#1
i have a jackson dk2m, love the feel of the neck, it's doesn't have a satin feel to it but it doesn't feel like a gloss neck like my strat. If i slide my palms around the jackson dk2m's neck, it feels very smooth and fast while doing the same with the strat i can feel slight resistance.

according to jackson the jackson dk2m has an hand rubbed oil finished neck, is this completely different from a gloss coat or a satin coat?

basically an unfinished neck finished with oil?
Last edited by musicandthewave at Sep 15, 2014,
#2
Usually when we talk about a gloss or satin coat, it means there's some sort of polyester/nitro/lacquer sealer on the neck. A gloss coat and some satin coats have another finish layer on top of the sealer.

With a gloss neck, you're just feeling the paint. With a satin layer, it feels like you're playing on bare wood. You're not really, but the finish is much thinner and you can feel the grain.

Oil finishes are even more minimalist than a satin poly coat, they are rubbed with an oil that seals the neck to some degree (to protect it from moisture) but leaves a very 'raw' finish, basically like playing bare wood.

A very few places make an actual raw neck, without no sealer or protectant whatsoever, but there is some concern that those necks might warp or twist because they have no protection against moisture. Manufacturers don't generally like the risk associated with that, so it's very rare to see a truly raw neck. Oiled necks are a favorite substitute, they feel raw but protect the wood enough to satisfy most customers. A downside is that the oil is more porous, so if it gets dirty it's going to stay dirty without some serious work. Gloss finishes are much easier to clean.

So, the short answer is that it's different from what we usually call a gloss or a satin coat, since it uses a different wood sealer and has no top layer of lacquer or paint. Visually, you could reasonably call it a 'satin' finish and not be wrong, but typically a satin finish on a guitar implies some sort of sealer.
#3
It is a neck finished only with oil, yes. The reason not all necks are done like this is that it just make the neck much more suspectible to warping, since moisture from the environment or the player's sweat can get into the wood and ruin it. With some brands, mainly Charvel and the like which focus on the "shred"-genre, it is a feature because the necks are much smoother and it is generally preferred for that type of playing. It is a trade-off that is done for the feel.
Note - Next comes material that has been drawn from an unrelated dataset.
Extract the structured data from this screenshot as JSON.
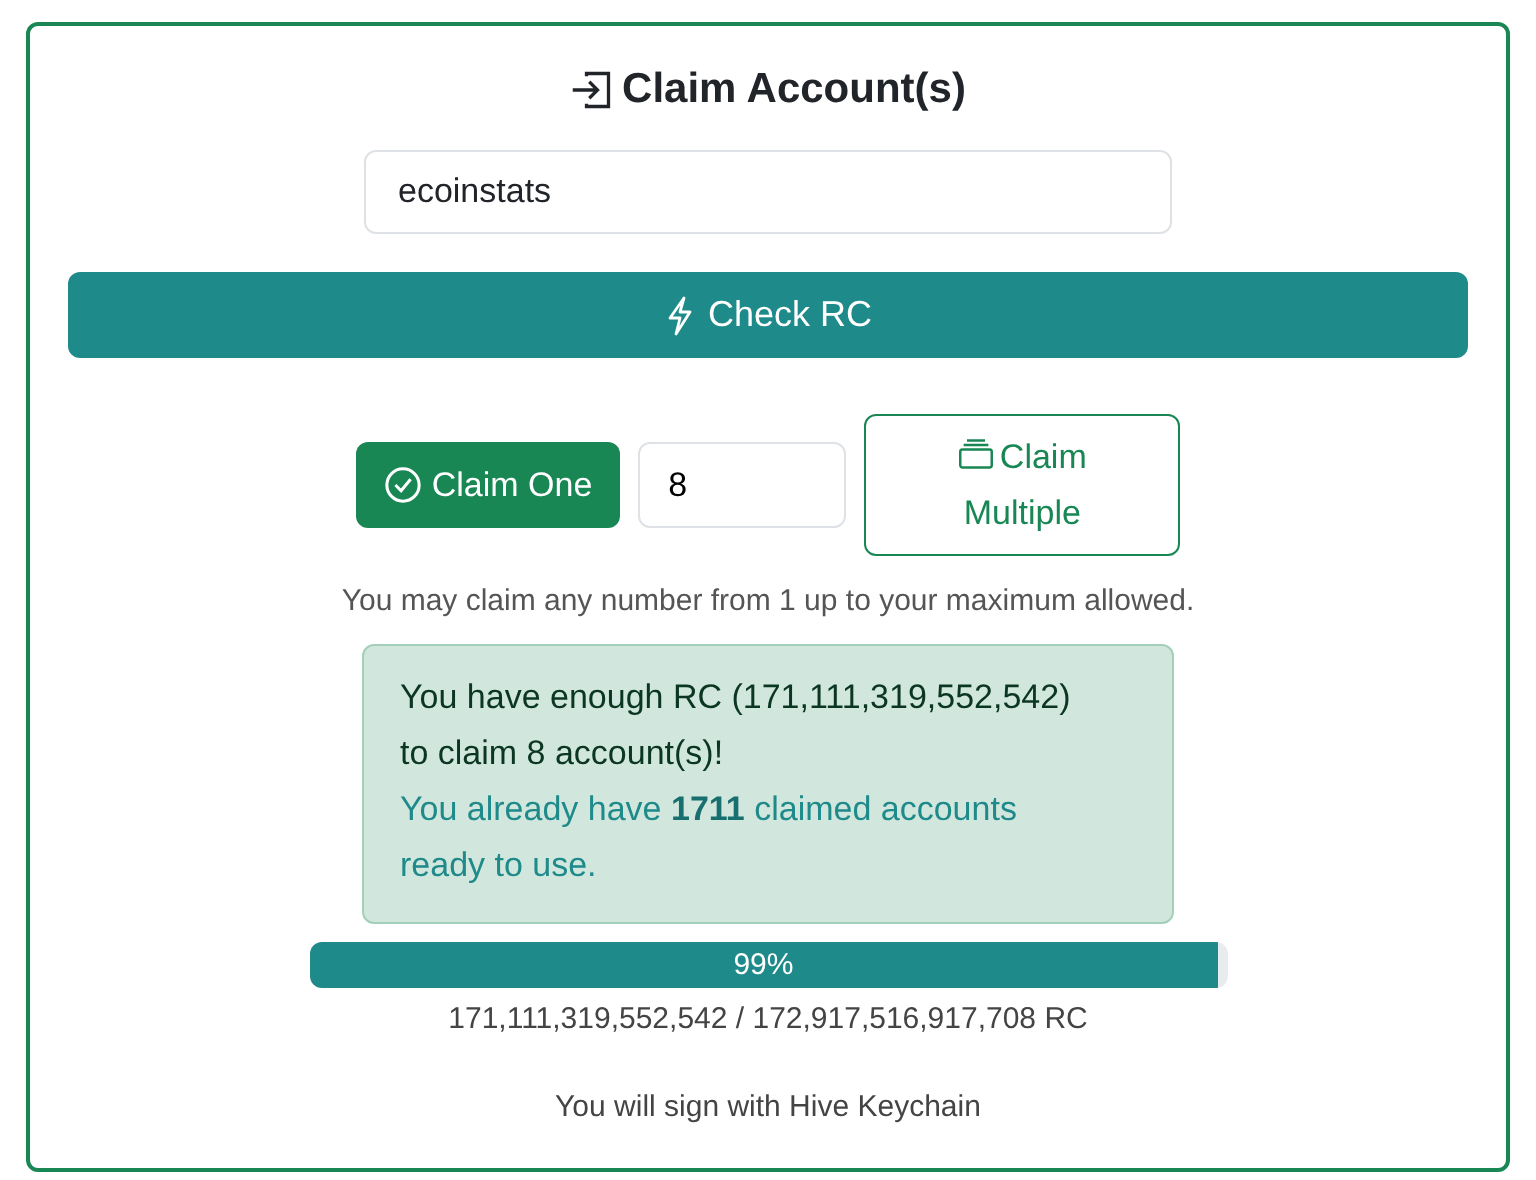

A satin or gloss finished neck is generally completely sealed with either nitrocellulose laquer (mainly Gibson) or a poly-finish. This makes the neck much more resistant to changes in humidity, since not much can penetrate the finish. This is by far the most common way to make guitar necks, and also the traditional, for obvious reasons stated above.

With that said, not all oil-finished necks get ruined. It is just more likely.

Another trade off that isn't as drastic is that an unfinished maple fretboard turns very dirty with playing as oils from the player's hands is taken up by the wood, and this is hard to clean without sanding the neck.

Taking care of an unfinished neck is done in different ways. Some players lightly sand their necks with fine steelwool and apply new oil to them after a few years, others just play them.

Be careful about letting it absorb moisture and you will most likely be fine.
"Your signature can not be longer than 250 characters."

How you know you have too many guitars...

Apparently once also known as PonyFan #834553.
#4
Quote by HomerSGR
It is a neck finished only with oil, yes.

With that said, not all oil-finished necks get ruined. It is just more likely.


Just to be clear, "oil-finished" necks are actually finished with something like linseed oil (usually boiled linseed oil) or tung oil finish (which may not contain any tung oil in raw form at all). These are actually "wiping varnishes", and soak into the wood and polymerize there. Oil finishes don't give you much protection against dirt and moisture, and are usually better for closet queen guitars that won't see much use. They ARE a satin-finish in most cases (though you can build up a good semi-gloss with them) and they're used because some guitarists think they're less sticky than gloss finishes.

The better option (in my view) is to finish the neck with a satin poly. It's easily the most durable choice, offers better ding, moisture and dirt protection, and still provides all the benefits (fast play) associated with an oil-finished neck.

I have two koa guitars finished with tung-oil finish, including one that's also got tung-oil finish on the body. They're gorgeous when new. I have one, however, that was used extensively, and the body is filthy and it's nearly impossible to reverse this without sanding the thing down to bare wood. I'd never, EVER order a guitar with an oil finish new unless it were mostly going to be a showpiece that saw minimal use.

Just as a side note; I used to make black walnut stocks in highly figured woods for very high-end firearms, and the finish of choice was always "hand-rubbed oil" -- meaning boiled linseed oil (available these days as "Tru-Oil"). It was a time-consuming process that produced beautiful results, but a large part of my business was re-doing the stocks after a couple of years of hunting. The hunters who did a LOT of hunting eventually swapped out their blued guns and walnut stocks for stainless guns and plastic (or laminated wood impregnated with resin) stocks. Not as pretty but infinitely more practical.